■ **What this task involves**
Output all entries below exactly as they are given.

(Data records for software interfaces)
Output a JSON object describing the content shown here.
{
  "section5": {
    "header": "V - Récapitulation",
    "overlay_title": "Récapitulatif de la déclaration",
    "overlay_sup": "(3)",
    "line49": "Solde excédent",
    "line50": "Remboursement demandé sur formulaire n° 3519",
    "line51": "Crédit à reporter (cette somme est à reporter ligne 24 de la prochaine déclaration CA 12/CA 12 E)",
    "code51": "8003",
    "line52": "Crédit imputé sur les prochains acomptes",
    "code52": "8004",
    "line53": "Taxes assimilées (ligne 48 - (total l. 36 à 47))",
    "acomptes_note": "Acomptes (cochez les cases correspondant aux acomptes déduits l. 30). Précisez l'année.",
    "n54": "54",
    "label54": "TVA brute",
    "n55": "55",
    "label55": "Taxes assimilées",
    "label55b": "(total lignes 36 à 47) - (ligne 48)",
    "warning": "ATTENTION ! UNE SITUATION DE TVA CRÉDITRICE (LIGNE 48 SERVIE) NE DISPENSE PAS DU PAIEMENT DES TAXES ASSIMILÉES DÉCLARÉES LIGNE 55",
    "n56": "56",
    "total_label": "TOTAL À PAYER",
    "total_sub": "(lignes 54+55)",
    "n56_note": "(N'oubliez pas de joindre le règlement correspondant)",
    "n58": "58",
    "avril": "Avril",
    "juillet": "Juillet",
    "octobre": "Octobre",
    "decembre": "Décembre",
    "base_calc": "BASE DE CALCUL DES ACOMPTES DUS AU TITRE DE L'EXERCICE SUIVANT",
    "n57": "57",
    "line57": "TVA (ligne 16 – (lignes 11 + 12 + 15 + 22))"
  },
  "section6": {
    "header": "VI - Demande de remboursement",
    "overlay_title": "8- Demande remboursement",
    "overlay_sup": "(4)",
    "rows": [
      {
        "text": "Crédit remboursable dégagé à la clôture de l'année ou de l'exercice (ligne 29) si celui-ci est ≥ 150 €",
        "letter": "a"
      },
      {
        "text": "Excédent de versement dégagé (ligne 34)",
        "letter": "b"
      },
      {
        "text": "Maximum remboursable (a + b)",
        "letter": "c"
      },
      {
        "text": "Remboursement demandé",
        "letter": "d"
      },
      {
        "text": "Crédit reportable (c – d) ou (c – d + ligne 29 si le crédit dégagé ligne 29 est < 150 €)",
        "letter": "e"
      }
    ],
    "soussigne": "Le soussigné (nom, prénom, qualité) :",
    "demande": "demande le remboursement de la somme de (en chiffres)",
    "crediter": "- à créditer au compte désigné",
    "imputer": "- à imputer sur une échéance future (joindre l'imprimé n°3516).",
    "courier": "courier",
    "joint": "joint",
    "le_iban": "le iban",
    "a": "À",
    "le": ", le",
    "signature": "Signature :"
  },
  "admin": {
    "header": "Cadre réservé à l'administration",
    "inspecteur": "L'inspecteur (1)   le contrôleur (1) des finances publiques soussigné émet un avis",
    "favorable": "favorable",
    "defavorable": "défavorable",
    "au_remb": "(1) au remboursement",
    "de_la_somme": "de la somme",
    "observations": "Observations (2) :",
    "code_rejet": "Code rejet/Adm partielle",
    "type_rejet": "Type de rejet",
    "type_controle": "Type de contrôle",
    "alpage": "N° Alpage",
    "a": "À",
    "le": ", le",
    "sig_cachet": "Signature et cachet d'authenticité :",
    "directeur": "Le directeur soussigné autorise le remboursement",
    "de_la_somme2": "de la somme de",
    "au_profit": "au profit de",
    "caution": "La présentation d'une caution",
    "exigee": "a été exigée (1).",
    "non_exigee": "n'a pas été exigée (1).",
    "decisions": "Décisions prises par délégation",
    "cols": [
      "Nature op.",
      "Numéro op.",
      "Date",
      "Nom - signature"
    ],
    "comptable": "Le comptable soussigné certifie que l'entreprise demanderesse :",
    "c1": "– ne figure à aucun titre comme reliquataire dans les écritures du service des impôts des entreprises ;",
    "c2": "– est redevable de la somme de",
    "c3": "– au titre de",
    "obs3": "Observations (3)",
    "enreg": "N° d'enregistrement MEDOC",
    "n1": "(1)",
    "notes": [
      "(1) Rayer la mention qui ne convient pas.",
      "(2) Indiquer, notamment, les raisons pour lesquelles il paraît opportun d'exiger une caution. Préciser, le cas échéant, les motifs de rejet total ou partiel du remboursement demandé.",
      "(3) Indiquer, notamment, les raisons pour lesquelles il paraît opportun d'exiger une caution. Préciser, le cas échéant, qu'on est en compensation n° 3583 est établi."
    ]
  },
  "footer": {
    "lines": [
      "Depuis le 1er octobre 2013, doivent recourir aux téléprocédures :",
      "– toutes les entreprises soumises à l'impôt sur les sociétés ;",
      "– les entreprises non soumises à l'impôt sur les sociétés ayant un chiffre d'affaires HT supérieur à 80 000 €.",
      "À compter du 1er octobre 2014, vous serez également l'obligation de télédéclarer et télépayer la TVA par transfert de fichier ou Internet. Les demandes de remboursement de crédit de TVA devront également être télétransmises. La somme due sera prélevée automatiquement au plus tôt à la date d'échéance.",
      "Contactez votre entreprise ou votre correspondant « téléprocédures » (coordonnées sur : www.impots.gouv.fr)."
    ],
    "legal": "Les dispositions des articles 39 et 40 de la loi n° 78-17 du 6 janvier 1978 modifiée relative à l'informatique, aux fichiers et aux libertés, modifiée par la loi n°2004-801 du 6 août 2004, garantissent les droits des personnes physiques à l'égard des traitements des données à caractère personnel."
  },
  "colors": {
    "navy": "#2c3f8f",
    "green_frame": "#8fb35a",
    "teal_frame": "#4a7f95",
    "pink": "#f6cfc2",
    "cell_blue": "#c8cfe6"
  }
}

■ **Result**
Output a JSON object describing the content shown here.
{
  "section5": {
    "header": "V - Récapitulation",
    "overlay_title": "Récapitulatif de la déclaration",
    "overlay_sup": "(3)",
    "line49": "Solde excédent",
    "line50": "Remboursement demandé sur formulaire n° 3519",
    "line51": "Crédit à reporter (cette somme est à reporter ligne 24 de la prochaine déclaration CA 12/CA 12 E)",
    "code51": "8003",
    "line52": "Crédit imputé sur les prochains acomptes",
    "code52": "8004",
    "line53": "Taxes assimilées (ligne 48 - (total l. 36 à 47))",
    "acomptes_note": "Acomptes (cochez les cases correspondant aux acomptes déduits l. 30). Précisez l'année.",
    "n54": "54",
    "label54": "TVA brute",
    "n55": "55",
    "label55": "Taxes assimilées",
    "label55b": "(total lignes 36 à 47) - (ligne 48)",
    "warning": "ATTENTION ! UNE SITUATION DE TVA CRÉDITRICE (LIGNE 48 SERVIE) NE DISPENSE PAS DU PAIEMENT DES TAXES ASSIMILÉES DÉCLARÉES LIGNE 55",
    "n56": "56",
    "total_label": "TOTAL À PAYER",
    "total_sub": "(lignes 54+55)",
    "n56_note": "(N'oubliez pas de joindre le règlement correspondant)",
    "n58": "58",
    "avril": "Avril",
    "juillet": "Juillet",
    "octobre": "Octobre",
    "decembre": "Décembre",
    "base_calc": "BASE DE CALCUL DES ACOMPTES DUS AU TITRE DE L'EXERCICE SUIVANT",
    "n57": "57",
    "line57": "TVA (ligne 16 – (lignes 11 + 12 + 15 + 22))"
  },
  "section6": {
    "header": "VI - Demande de remboursement",
    "overlay_title": "8- Demande remboursement",
    "overlay_sup": "(4)",
    "rows": [
      {
        "text": "Crédit remboursable dégagé à la clôture de l'année ou de l'exercice (ligne 29) si celui-ci est ≥ 150 €",
        "letter": "a"
      },
      {
        "text": "Excédent de versement dégagé (ligne 34)",
        "letter": "b"
      },
      {
        "text": "Maximum remboursable (a + b)",
        "letter": "c"
      },
      {
        "text": "Remboursement demandé",
        "letter": "d"
      },
      {
        "text": "Crédit reportable (c – d) ou (c – d + ligne 29 si le crédit dégagé ligne 29 est < 150 €)",
        "letter": "e"
      }
    ],
    "soussigne": "Le soussigné (nom, prénom, qualité) :",
    "demande": "demande le remboursement de la somme de (en chiffres)",
    "crediter": "- à créditer au compte désigné",
    "imputer": "- à imputer sur une échéance future (joindre l'imprimé n°3516).",
    "courier": "courier",
    "joint": "joint",
    "le_iban": "le iban",
    "a": "À",
    "le": ", le",
    "signature": "Signature :"
  },
  "admin": {
    "header": "Cadre réservé à l'administration",
    "inspecteur": "L'inspecteur (1)   le contrôleur (1) des finances publiques soussigné émet un avis",
    "favorable": "favorable",
    "defavorable": "défavorable",
    "au_remb": "(1) au remboursement",
    "de_la_somme": "de la somme",
    "observations": "Observations (2) :",
    "code_rejet": "Code rejet/Adm partielle",
    "type_rejet": "Type de rejet",
    "type_controle": "Type de contrôle",
    "alpage": "N° Alpage",
    "a": "À",
    "le": ", le",
    "sig_cachet": "Signature et cachet d'authenticité :",
    "directeur": "Le directeur soussigné autorise le remboursement",
    "de_la_somme2": "de la somme de",
    "au_profit": "au profit de",
    "caution": "La présentation d'une caution",
    "exigee": "a été exigée (1).",
    "non_exigee": "n'a pas été exigée (1).",
    "decisions": "Décisions prises par délégation",
    "cols": [
      "Nature op.",
      "Numéro op.",
      "Date",
      "Nom - signature"
    ],
    "comptable": "Le comptable soussigné certifie que l'entreprise demanderesse :",
    "c1": "– ne figure à aucun titre comme reliquataire dans les écritures du service des impôts des entreprises ;",
    "c2": "– est redevable de la somme de",
    "c3": "– au titre de",
    "obs3": "Observations (3)",
    "enreg": "N° d'enregistrement MEDOC",
    "n1": "(1)",
    "notes": [
      "(1) Rayer la mention qui ne convient pas.",
      "(2) Indiquer, notamment, les raisons pour lesquelles il paraît opportun d'exiger une caution. Préciser, le cas échéant, les motifs de rejet total ou partiel du remboursement demandé.",
      "(3) Indiquer, notamment, les raisons pour lesquelles il paraît opportun d'exiger une caution. Préciser, le cas échéant, qu'on est en compensation n° 3583 est établi."
    ]
  },
  "footer": {
    "lines": [
      "Depuis le 1er octobre 2013, doivent recourir aux téléprocédures :",
      "– toutes les entreprises soumises à l'impôt sur les sociétés ;",
      "– les entreprises non soumises à l'impôt sur les sociétés ayant un chiffre d'affaires HT supérieur à 80 000 €.",
      "À compter du 1er octobre 2014, vous serez également l'obligation de télédéclarer et télépayer la TVA par transfert de fichier ou Internet. Les demandes de remboursement de crédit de TVA devront également être télétransmises. La somme due sera prélevée automatiquement au plus tôt à la date d'échéance.",
      "Contactez votre entreprise ou votre correspondant « téléprocédures » (coordonnées sur : www.impots.gouv.fr)."
    ],
    "legal": "Les dispositions des articles 39 et 40 de la loi n° 78-17 du 6 janvier 1978 modifiée relative à l'informatique, aux fichiers et aux libertés, modifiée par la loi n°2004-801 du 6 août 2004, garantissent les droits des personnes physiques à l'égard des traitements des données à caractère personnel."
  },
  "colors": {
    "navy": "#2c3f8f",
    "green_frame": "#8fb35a",
    "teal_frame": "#4a7f95",
    "pink": "#f6cfc2",
    "cell_blue": "#c8cfe6"
  }
}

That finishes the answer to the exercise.